══ Supplied material ══

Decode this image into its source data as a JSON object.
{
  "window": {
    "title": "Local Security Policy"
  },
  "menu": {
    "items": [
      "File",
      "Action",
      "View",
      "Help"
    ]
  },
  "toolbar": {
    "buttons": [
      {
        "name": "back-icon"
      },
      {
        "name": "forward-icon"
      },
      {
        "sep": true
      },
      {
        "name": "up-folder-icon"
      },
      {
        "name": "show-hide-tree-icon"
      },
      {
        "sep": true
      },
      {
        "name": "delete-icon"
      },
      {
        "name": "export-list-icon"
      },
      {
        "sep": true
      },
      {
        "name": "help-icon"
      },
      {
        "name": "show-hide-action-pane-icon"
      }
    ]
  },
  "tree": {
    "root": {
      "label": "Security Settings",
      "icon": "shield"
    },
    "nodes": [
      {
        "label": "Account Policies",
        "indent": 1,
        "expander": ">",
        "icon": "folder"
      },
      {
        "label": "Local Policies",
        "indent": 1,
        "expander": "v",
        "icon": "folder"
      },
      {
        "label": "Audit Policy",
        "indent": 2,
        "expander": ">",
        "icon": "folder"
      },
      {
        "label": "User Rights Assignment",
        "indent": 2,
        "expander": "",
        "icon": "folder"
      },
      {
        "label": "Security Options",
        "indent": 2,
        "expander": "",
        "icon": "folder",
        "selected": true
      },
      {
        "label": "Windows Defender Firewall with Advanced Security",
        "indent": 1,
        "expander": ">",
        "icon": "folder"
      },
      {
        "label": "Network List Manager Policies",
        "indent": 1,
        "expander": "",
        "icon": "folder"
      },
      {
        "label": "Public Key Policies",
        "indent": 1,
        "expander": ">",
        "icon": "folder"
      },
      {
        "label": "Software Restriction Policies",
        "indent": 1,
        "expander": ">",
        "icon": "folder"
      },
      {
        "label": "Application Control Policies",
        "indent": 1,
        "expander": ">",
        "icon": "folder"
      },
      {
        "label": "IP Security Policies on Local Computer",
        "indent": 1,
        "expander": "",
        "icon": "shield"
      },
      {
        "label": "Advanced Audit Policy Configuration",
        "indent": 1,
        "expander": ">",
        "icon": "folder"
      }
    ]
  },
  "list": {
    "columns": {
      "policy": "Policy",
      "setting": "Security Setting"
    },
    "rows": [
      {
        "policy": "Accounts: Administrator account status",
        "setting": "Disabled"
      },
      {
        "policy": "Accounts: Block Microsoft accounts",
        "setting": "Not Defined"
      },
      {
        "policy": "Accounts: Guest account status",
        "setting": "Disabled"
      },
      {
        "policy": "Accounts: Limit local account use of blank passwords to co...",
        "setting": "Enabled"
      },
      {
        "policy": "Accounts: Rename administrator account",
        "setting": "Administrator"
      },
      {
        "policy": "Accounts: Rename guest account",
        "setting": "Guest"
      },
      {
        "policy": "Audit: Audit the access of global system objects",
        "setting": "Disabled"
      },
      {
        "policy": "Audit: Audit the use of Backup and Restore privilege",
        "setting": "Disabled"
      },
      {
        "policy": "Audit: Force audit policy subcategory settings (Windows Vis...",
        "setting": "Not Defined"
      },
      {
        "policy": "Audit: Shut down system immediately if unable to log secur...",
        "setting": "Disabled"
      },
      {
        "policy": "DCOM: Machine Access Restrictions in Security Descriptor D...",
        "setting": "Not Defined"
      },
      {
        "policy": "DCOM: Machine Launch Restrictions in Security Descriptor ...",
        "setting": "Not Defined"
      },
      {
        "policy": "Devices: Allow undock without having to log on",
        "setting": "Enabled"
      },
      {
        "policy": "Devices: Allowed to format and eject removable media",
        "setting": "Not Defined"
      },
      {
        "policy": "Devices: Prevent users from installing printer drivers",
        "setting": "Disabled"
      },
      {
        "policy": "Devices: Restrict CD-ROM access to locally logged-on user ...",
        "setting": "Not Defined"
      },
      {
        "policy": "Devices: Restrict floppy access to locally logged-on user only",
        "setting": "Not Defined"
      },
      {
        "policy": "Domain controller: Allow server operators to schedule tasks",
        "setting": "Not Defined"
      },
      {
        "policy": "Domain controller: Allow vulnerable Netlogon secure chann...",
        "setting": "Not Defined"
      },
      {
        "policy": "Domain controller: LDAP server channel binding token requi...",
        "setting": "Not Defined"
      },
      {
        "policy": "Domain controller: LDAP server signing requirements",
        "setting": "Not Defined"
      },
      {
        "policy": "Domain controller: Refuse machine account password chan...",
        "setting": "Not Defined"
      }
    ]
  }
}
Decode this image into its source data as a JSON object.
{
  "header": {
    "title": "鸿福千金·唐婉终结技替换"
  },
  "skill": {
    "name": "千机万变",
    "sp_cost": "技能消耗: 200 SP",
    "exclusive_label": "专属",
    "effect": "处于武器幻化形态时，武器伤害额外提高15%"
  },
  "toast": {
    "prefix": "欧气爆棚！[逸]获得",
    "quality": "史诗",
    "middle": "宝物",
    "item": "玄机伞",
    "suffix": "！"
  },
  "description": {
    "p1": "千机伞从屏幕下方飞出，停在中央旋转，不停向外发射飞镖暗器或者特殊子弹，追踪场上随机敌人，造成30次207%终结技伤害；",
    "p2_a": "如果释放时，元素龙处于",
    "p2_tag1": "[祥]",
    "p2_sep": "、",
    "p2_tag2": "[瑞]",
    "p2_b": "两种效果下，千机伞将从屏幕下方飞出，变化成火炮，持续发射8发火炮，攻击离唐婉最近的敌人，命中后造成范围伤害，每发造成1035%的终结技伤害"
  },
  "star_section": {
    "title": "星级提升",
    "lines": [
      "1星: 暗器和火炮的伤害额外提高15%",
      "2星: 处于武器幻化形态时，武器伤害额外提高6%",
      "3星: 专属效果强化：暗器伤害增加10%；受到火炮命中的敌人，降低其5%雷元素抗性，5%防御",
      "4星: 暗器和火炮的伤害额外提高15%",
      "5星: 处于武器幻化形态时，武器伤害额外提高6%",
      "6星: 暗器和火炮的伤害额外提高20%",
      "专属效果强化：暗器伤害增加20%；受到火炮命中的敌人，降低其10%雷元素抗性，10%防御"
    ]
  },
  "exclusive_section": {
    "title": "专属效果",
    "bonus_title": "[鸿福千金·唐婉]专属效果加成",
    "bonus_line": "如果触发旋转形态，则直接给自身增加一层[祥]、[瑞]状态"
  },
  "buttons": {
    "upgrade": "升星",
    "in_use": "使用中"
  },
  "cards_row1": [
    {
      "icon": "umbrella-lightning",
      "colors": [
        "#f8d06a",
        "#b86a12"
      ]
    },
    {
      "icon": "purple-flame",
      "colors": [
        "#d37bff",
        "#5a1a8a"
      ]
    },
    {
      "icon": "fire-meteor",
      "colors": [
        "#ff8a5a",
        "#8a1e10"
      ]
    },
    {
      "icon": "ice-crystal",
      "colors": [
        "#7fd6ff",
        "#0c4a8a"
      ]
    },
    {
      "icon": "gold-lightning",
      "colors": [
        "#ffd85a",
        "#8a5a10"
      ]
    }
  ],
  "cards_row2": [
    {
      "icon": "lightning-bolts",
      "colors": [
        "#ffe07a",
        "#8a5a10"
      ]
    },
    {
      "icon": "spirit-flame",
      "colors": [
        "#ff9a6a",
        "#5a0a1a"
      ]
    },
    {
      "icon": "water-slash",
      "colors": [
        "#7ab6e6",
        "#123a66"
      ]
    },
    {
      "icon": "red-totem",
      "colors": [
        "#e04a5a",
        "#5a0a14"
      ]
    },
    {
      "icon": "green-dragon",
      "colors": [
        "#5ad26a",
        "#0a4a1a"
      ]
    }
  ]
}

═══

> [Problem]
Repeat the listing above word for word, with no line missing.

> [Answer for the task]
Decode this image into its source data as a JSON object.
{
  "window": {
    "title": "Local Security Policy"
  },
  "menu": {
    "items": [
      "File",
      "Action",
      "View",
      "Help"
    ]
  },
  "toolbar": {
    "buttons": [
      {
        "name": "back-icon"
      },
      {
        "name": "forward-icon"
      },
      {
        "sep": true
      },
      {
        "name": "up-folder-icon"
      },
      {
        "name": "show-hide-tree-icon"
      },
      {
        "sep": true
      },
      {
        "name": "delete-icon"
      },
      {
        "name": "export-list-icon"
      },
      {
        "sep": true
      },
      {
        "name": "help-icon"
      },
      {
        "name": "show-hide-action-pane-icon"
      }
    ]
  },
  "tree": {
    "root": {
      "label": "Security Settings",
      "icon": "shield"
    },
    "nodes": [
      {
        "label": "Account Policies",
        "indent": 1,
        "expander": ">",
        "icon": "folder"
      },
      {
        "label": "Local Policies",
        "indent": 1,
        "expander": "v",
        "icon": "folder"
      },
      {
        "label": "Audit Policy",
        "indent": 2,
        "expander": ">",
        "icon": "folder"
      },
      {
        "label": "User Rights Assignment",
        "indent": 2,
        "expander": "",
        "icon": "folder"
      },
      {
        "label": "Security Options",
        "indent": 2,
        "expander": "",
        "icon": "folder",
        "selected": true
      },
      {
        "label": "Windows Defender Firewall with Advanced Security",
        "indent": 1,
        "expander": ">",
        "icon": "folder"
      },
      {
        "label": "Network List Manager Policies",
        "indent": 1,
        "expander": "",
        "icon": "folder"
      },
      {
        "label": "Public Key Policies",
        "indent": 1,
        "expander": ">",
        "icon": "folder"
      },
      {
        "label": "Software Restriction Policies",
        "indent": 1,
        "expander": ">",
        "icon": "folder"
      },
      {
        "label": "Application Control Policies",
        "indent": 1,
        "expander": ">",
        "icon": "folder"
      },
      {
        "label": "IP Security Policies on Local Computer",
        "indent": 1,
        "expander": "",
        "icon": "shield"
      },
      {
        "label": "Advanced Audit Policy Configuration",
        "indent": 1,
        "expander": ">",
        "icon": "folder"
      }
    ]
  },
  "list": {
    "columns": {
      "policy": "Policy",
      "setting": "Security Setting"
    },
    "rows": [
      {
        "policy": "Accounts: Administrator account status",
        "setting": "Disabled"
      },
      {
        "policy": "Accounts: Block Microsoft accounts",
        "setting": "Not Defined"
      },
      {
        "policy": "Accounts: Guest account status",
        "setting": "Disabled"
      },
      {
        "policy": "Accounts: Limit local account use of blank passwords to co...",
        "setting": "Enabled"
      },
      {
        "policy": "Accounts: Rename administrator account",
        "setting": "Administrator"
      },
      {
        "policy": "Accounts: Rename guest account",
        "setting": "Guest"
      },
      {
        "policy": "Audit: Audit the access of global system objects",
        "setting": "Disabled"
      },
      {
        "policy": "Audit: Audit the use of Backup and Restore privilege",
        "setting": "Disabled"
      },
      {
        "policy": "Audit: Force audit policy subcategory settings (Windows Vis...",
        "setting": "Not Defined"
      },
      {
        "policy": "Audit: Shut down system immediately if unable to log secur...",
        "setting": "Disabled"
      },
      {
        "policy": "DCOM: Machine Access Restrictions in Security Descriptor D...",
        "setting": "Not Defined"
      },
      {
        "policy": "DCOM: Machine Launch Restrictions in Security Descriptor ...",
        "setting": "Not Defined"
      },
      {
        "policy": "Devices: Allow undock without having to log on",
        "setting": "Enabled"
      },
      {
        "policy": "Devices: Allowed to format and eject removable media",
        "setting": "Not Defined"
      },
      {
        "policy": "Devices: Prevent users from installing printer drivers",
        "setting": "Disabled"
      },
      {
        "policy": "Devices: Restrict CD-ROM access to locally logged-on user ...",
        "setting": "Not Defined"
      },
      {
        "policy": "Devices: Restrict floppy access to locally logged-on user only",
        "setting": "Not Defined"
      },
      {
        "policy": "Domain controller: Allow server operators to schedule tasks",
        "setting": "Not Defined"
      },
      {
        "policy": "Domain controller: Allow vulnerable Netlogon secure chann...",
        "setting": "Not Defined"
      },
      {
        "policy": "Domain controller: LDAP server channel binding token requi...",
        "setting": "Not Defined"
      },
      {
        "policy": "Domain controller: LDAP server signing requirements",
        "setting": "Not Defined"
      },
      {
        "policy": "Domain controller: Refuse machine account password chan...",
        "setting": "Not Defined"
      }
    ]
  }
}
Decode this image into its source data as a JSON object.
{
  "header": {
    "title": "鸿福千金·唐婉终结技替换"
  },
  "skill": {
    "name": "千机万变",
    "sp_cost": "技能消耗: 200 SP",
    "exclusive_label": "专属",
    "effect": "处于武器幻化形态时，武器伤害额外提高15%"
  },
  "toast": {
    "prefix": "欧气爆棚！[逸]获得",
    "quality": "史诗",
    "middle": "宝物",
    "item": "玄机伞",
    "suffix": "！"
  },
  "description": {
    "p1": "千机伞从屏幕下方飞出，停在中央旋转，不停向外发射飞镖暗器或者特殊子弹，追踪场上随机敌人，造成30次207%终结技伤害；",
    "p2_a": "如果释放时，元素龙处于",
    "p2_tag1": "[祥]",
    "p2_sep": "、",
    "p2_tag2": "[瑞]",
    "p2_b": "两种效果下，千机伞将从屏幕下方飞出，变化成火炮，持续发射8发火炮，攻击离唐婉最近的敌人，命中后造成范围伤害，每发造成1035%的终结技伤害"
  },
  "star_section": {
    "title": "星级提升",
    "lines": [
      "1星: 暗器和火炮的伤害额外提高15%",
      "2星: 处于武器幻化形态时，武器伤害额外提高6%",
      "3星: 专属效果强化：暗器伤害增加10%；受到火炮命中的敌人，降低其5%雷元素抗性，5%防御",
      "4星: 暗器和火炮的伤害额外提高15%",
      "5星: 处于武器幻化形态时，武器伤害额外提高6%",
      "6星: 暗器和火炮的伤害额外提高20%",
      "专属效果强化：暗器伤害增加20%；受到火炮命中的敌人，降低其10%雷元素抗性，10%防御"
    ]
  },
  "exclusive_section": {
    "title": "专属效果",
    "bonus_title": "[鸿福千金·唐婉]专属效果加成",
    "bonus_line": "如果触发旋转形态，则直接给自身增加一层[祥]、[瑞]状态"
  },
  "buttons": {
    "upgrade": "升星",
    "in_use": "使用中"
  },
  "cards_row1": [
    {
      "icon": "umbrella-lightning",
      "colors": [
        "#f8d06a",
        "#b86a12"
      ]
    },
    {
      "icon": "purple-flame",
      "colors": [
        "#d37bff",
        "#5a1a8a"
      ]
    },
    {
      "icon": "fire-meteor",
      "colors": [
        "#ff8a5a",
        "#8a1e10"
      ]
    },
    {
      "icon": "ice-crystal",
      "colors": [
        "#7fd6ff",
        "#0c4a8a"
      ]
    },
    {
      "icon": "gold-lightning",
      "colors": [
        "#ffd85a",
        "#8a5a10"
      ]
    }
  ],
  "cards_row2": [
    {
      "icon": "lightning-bolts",
      "colors": [
        "#ffe07a",
        "#8a5a10"
      ]
    },
    {
      "icon": "spirit-flame",
      "colors": [
        "#ff9a6a",
        "#5a0a1a"
      ]
    },
    {
      "icon": "water-slash",
      "colors": [
        "#7ab6e6",
        "#123a66"
      ]
    },
    {
      "icon": "red-totem",
      "colors": [
        "#e04a5a",
        "#5a0a14"
      ]
    },
    {
      "icon": "green-dragon",
      "colors": [
        "#5ad26a",
        "#0a4a1a"
      ]
    }
  ]
}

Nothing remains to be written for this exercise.